NEW YORK, Jun 26 – The US stock markets, chastened by less encouraging US economic indicators, face a key monthly jobs report next week that could prove negative for the first time in five months.
The closely watched jobs creation and unemployment numbers are scheduled to be released Friday, before the equities markets open.
"The stock market appears to be responding to growing evidence that the pace of the US economic recovery has slowed over the last quarter," said Frederic Dickson, chief market strategist at DA Davidson & Co.
"Clearly, an optimistic \’V\’-shaped recovery projected by some is not playing out. This raises the probability of a disappointing second-quarter earnings reporting season that unfolds in mid-July," he said.

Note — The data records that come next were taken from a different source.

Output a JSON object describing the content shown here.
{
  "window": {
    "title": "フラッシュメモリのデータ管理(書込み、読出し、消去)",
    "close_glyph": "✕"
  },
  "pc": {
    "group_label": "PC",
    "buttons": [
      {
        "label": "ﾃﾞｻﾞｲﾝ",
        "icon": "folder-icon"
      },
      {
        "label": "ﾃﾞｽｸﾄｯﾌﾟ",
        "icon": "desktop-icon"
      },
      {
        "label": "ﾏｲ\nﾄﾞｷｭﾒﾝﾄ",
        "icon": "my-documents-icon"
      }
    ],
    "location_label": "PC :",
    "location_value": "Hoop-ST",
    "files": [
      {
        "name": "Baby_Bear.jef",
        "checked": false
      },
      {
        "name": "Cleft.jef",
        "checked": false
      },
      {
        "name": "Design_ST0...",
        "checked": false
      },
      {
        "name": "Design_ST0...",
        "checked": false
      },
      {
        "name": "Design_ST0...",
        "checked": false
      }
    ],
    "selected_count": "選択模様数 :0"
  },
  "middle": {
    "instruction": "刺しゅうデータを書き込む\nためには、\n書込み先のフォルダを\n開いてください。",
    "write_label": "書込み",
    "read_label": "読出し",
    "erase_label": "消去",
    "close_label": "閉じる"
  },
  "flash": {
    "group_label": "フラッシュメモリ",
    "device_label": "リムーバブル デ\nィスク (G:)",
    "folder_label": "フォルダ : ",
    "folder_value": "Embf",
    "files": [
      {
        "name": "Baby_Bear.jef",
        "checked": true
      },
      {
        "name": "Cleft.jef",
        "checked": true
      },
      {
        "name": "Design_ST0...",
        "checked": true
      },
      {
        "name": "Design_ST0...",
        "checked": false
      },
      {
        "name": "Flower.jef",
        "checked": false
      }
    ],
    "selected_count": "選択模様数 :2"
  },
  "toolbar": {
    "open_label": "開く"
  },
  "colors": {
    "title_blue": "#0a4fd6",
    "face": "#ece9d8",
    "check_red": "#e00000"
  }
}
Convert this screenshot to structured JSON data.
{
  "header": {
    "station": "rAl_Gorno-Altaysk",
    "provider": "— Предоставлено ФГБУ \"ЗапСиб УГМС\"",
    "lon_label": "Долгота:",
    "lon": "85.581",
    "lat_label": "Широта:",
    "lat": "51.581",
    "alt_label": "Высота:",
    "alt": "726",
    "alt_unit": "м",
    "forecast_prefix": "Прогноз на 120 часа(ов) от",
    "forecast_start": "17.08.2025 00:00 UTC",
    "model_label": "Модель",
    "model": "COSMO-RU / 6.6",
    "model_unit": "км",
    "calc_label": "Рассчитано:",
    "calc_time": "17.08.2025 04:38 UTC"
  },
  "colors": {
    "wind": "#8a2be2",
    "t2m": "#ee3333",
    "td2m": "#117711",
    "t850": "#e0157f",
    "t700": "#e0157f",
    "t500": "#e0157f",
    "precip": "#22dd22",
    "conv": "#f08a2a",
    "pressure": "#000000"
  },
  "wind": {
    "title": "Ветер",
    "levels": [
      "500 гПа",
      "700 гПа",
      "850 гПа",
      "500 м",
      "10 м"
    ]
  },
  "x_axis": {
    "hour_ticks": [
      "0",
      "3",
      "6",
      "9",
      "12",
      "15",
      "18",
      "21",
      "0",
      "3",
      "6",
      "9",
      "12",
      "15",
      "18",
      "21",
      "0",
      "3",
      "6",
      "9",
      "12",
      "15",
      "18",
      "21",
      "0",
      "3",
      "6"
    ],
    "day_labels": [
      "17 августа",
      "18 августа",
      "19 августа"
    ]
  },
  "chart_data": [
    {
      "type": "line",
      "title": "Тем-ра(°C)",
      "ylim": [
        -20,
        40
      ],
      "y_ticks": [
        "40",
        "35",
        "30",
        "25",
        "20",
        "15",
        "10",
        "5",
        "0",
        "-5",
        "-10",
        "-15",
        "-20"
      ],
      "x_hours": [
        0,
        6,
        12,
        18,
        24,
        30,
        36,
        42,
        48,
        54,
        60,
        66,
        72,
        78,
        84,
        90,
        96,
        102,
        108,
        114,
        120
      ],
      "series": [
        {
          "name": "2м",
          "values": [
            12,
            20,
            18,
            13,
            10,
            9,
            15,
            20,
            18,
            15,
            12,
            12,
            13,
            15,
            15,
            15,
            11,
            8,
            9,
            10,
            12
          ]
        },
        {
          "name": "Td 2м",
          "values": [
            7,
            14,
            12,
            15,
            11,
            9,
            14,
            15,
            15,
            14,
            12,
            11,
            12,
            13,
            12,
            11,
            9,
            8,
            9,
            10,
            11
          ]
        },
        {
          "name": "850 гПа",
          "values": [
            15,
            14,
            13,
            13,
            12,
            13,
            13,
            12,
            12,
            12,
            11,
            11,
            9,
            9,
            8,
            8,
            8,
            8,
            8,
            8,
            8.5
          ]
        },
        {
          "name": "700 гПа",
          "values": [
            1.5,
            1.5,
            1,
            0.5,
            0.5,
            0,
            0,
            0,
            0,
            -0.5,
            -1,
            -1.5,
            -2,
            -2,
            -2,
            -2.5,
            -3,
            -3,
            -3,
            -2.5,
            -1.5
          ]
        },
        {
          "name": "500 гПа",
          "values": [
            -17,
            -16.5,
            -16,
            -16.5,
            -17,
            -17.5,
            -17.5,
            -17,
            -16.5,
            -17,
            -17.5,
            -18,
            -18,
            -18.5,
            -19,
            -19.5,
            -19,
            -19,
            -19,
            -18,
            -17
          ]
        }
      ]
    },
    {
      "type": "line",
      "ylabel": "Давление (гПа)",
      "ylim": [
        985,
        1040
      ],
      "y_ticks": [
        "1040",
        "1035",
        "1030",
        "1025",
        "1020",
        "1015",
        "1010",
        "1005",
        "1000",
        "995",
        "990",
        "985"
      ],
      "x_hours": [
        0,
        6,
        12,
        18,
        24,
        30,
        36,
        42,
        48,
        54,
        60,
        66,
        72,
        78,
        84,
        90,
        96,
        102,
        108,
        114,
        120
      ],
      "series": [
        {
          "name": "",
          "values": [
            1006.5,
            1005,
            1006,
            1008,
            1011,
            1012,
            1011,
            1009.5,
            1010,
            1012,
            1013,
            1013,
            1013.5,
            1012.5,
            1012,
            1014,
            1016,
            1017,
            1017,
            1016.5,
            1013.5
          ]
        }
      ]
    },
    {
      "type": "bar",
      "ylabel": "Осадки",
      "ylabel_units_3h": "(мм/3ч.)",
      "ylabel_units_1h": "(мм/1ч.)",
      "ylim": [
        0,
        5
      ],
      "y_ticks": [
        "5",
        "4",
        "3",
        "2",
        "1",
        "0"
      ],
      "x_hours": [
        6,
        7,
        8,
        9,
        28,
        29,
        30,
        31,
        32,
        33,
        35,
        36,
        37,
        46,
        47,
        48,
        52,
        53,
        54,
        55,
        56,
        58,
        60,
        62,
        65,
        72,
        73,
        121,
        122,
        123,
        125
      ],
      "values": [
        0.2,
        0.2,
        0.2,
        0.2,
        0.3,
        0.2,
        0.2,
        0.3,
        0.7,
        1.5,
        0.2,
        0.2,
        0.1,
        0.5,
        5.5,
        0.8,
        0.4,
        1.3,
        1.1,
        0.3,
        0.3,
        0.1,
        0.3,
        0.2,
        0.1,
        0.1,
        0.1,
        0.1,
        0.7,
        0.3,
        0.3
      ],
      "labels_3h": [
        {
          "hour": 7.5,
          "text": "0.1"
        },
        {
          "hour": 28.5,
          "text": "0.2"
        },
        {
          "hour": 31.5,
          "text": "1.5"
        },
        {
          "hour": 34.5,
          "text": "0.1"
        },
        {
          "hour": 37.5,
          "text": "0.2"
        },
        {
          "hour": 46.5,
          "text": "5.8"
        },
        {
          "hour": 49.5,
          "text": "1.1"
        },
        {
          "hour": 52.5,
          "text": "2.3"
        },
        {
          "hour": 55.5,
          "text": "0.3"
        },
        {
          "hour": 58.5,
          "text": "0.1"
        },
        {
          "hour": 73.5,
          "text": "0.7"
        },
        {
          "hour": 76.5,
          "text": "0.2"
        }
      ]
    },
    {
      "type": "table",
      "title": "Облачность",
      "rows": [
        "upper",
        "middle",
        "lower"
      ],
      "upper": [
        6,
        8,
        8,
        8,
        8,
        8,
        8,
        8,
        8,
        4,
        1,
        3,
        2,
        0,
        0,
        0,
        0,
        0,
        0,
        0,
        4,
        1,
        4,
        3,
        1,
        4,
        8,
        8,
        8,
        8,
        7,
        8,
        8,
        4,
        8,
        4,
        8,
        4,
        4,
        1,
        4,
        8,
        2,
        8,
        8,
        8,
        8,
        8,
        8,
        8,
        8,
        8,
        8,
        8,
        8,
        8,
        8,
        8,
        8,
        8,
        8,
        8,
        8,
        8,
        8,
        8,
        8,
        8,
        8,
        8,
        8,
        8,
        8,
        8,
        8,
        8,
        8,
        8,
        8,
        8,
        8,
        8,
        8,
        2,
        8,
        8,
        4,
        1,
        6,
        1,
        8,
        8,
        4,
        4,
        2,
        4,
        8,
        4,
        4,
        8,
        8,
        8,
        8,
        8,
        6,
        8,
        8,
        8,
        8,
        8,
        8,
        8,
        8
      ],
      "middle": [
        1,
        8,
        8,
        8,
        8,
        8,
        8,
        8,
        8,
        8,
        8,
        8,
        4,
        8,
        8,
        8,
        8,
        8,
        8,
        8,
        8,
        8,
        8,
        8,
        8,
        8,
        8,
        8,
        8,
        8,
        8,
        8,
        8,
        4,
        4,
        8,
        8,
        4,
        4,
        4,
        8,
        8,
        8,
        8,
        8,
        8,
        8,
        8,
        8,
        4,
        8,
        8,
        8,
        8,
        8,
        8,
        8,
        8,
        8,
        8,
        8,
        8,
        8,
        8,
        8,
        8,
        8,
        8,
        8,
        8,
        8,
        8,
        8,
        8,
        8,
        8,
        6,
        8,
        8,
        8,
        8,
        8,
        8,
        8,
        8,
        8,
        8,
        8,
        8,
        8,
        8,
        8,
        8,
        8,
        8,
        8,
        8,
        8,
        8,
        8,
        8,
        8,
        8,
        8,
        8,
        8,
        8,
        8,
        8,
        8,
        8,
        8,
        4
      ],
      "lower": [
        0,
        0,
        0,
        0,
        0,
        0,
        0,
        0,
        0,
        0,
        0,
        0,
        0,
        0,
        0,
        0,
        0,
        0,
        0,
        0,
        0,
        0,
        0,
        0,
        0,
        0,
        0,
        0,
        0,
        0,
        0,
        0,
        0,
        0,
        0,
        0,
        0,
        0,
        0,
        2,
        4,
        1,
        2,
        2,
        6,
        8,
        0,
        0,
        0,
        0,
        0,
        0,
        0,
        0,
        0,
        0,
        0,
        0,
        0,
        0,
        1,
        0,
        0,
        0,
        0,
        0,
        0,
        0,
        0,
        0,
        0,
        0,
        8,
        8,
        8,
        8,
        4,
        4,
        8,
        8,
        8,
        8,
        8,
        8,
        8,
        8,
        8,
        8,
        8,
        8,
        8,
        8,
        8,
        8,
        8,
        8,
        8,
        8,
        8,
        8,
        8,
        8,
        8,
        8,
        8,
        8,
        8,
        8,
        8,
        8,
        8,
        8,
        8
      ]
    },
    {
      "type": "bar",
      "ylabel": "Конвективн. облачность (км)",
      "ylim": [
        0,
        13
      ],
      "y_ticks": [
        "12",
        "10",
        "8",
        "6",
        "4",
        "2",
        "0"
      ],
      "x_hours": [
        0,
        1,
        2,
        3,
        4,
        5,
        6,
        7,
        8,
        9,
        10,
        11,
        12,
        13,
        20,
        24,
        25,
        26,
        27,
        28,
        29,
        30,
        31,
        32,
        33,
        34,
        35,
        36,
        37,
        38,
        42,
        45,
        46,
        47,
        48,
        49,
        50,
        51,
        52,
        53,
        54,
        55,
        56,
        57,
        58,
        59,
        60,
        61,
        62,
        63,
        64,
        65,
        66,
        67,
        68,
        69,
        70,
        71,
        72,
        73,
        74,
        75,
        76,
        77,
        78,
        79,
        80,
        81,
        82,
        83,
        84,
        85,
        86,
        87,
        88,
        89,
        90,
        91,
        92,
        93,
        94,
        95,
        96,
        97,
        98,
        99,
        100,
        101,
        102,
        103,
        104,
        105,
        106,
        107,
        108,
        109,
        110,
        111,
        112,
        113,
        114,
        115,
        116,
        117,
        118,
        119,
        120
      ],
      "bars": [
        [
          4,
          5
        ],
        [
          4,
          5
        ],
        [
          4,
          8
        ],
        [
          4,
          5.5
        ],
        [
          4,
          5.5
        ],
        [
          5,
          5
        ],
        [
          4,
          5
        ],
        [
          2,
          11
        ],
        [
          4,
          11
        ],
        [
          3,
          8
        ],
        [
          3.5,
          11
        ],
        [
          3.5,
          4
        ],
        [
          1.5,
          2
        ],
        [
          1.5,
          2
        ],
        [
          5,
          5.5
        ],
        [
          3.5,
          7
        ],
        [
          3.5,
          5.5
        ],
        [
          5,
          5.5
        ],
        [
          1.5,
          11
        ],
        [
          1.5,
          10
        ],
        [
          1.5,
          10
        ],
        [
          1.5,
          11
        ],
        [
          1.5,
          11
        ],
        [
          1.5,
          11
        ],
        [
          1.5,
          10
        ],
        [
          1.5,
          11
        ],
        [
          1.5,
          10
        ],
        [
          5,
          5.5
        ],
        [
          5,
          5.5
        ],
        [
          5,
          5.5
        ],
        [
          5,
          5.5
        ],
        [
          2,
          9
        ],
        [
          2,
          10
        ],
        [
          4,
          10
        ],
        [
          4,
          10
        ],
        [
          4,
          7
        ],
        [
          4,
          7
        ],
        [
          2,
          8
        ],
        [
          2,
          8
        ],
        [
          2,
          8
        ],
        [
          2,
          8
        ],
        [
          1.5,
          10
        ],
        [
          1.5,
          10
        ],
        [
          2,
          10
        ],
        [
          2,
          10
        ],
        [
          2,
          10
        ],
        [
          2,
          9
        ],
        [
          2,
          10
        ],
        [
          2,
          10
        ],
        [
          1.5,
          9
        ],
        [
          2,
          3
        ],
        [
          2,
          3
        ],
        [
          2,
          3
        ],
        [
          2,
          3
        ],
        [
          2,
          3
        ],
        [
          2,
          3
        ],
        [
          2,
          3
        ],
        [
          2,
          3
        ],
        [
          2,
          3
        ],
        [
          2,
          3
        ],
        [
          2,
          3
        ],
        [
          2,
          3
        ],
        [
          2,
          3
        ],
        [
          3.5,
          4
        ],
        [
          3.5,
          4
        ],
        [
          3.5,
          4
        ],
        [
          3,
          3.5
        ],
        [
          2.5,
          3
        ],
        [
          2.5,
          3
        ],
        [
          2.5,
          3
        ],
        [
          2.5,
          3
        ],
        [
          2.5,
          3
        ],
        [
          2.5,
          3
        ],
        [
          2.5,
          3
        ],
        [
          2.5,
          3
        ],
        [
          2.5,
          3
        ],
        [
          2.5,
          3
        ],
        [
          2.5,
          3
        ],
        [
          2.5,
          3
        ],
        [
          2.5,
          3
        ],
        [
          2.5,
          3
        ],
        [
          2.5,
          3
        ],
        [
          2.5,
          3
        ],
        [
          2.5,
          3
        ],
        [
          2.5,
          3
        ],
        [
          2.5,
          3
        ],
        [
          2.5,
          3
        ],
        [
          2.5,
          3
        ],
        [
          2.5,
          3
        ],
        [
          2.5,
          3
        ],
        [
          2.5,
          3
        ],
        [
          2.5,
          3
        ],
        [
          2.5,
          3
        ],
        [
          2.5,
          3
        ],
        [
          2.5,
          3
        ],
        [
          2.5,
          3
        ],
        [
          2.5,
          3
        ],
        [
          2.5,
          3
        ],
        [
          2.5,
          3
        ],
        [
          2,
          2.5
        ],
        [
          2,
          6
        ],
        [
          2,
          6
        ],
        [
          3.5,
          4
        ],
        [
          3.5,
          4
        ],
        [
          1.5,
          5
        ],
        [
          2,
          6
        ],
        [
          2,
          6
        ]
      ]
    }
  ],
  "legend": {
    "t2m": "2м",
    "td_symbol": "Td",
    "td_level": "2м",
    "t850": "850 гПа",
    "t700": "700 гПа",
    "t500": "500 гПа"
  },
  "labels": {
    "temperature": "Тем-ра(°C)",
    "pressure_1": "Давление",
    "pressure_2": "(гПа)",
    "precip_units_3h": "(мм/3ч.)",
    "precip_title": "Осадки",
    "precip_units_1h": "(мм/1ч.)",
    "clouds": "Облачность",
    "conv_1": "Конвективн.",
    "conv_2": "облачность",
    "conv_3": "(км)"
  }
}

Over the past week, the blue-chip Dow Jones Industrial Average lost ground, following two consecutive weeks of gains. The Dow dropped 2.93 percent, finishing Friday at 10,143.81 points.
The tech-rich Nasdaq index tumbled 3.74 percent to 2,223.48 points and the Standard & Poor\’s 500, a broad measure of the markets, shed 3.65 percent at 1,076.76 points.
The main source of disappointment came from two dismal reports on the troubled housing sector: new-home sales and existing-home sales.
"It called into question for a lot of people how much strength there is behind the housing market recovery," said Craig Peckham at the Jefferies brokerage.
The housing data has left his firm "second-guessing" about the trajectory of the broader economic recovery in the United States, he said.
A highlight of the past week\’s macroeconomic calendar, the Federal Reserve\’s interest-rate meeting, pointed out on Wednesday what the numbers have been suggesting recently.
Financial conditions have become "less supportive" of economic growth, the policy-setting Federal Open Market Committee (FOMC) said, laying most of the blame on developments "abroad," a clear reference to Europe\’s debt and deficit troubles.
That was a small comfort for traders. "The recent market instability seems to be delaying monetary tightening" and thus the end of easy money, analysts at Barclays Capital wrote in a note to clients.
The analysts said they had pushed back their forecast of the next Fed hike of its key interest rate, which has been at virtually zero since December 2008, to next April from September.
"The key question for investors these days is whether the recent market setback spells the end of the global recovery in economic activity and financial markets that began more than a year ago," the Barclays Capital analyts said.
"Our answer to this question is no. The drop in risky asset prices — strikingly similar across all regions and products — looks to us like a healthy correction to markets that had run up extremely rapidly."
Lindsey Piegza at FTN Financial noted the recovery from the worst recession since the Great Depression was moving in fits and starts.
"The data is taking one step forward, one step back, so it\’s very unclear… it seems that a lot of investors are on the sidelines," Piegza said.
"Investors are focusing on what is happening in the news, the sovereign debt crisis, the encouragement from (US President Barack) Obama over to Europe to continue to spend to support the economy, what\’s happening with BP in the Gulf of Mexico — we are seeing all these anecdotal events hampering the mood," she said.
In addition to the June jobs data next week, the economic calendar includes the latest numbers on consumer spending on Monday, home prices on Tuesday and pending home sales on Thursday.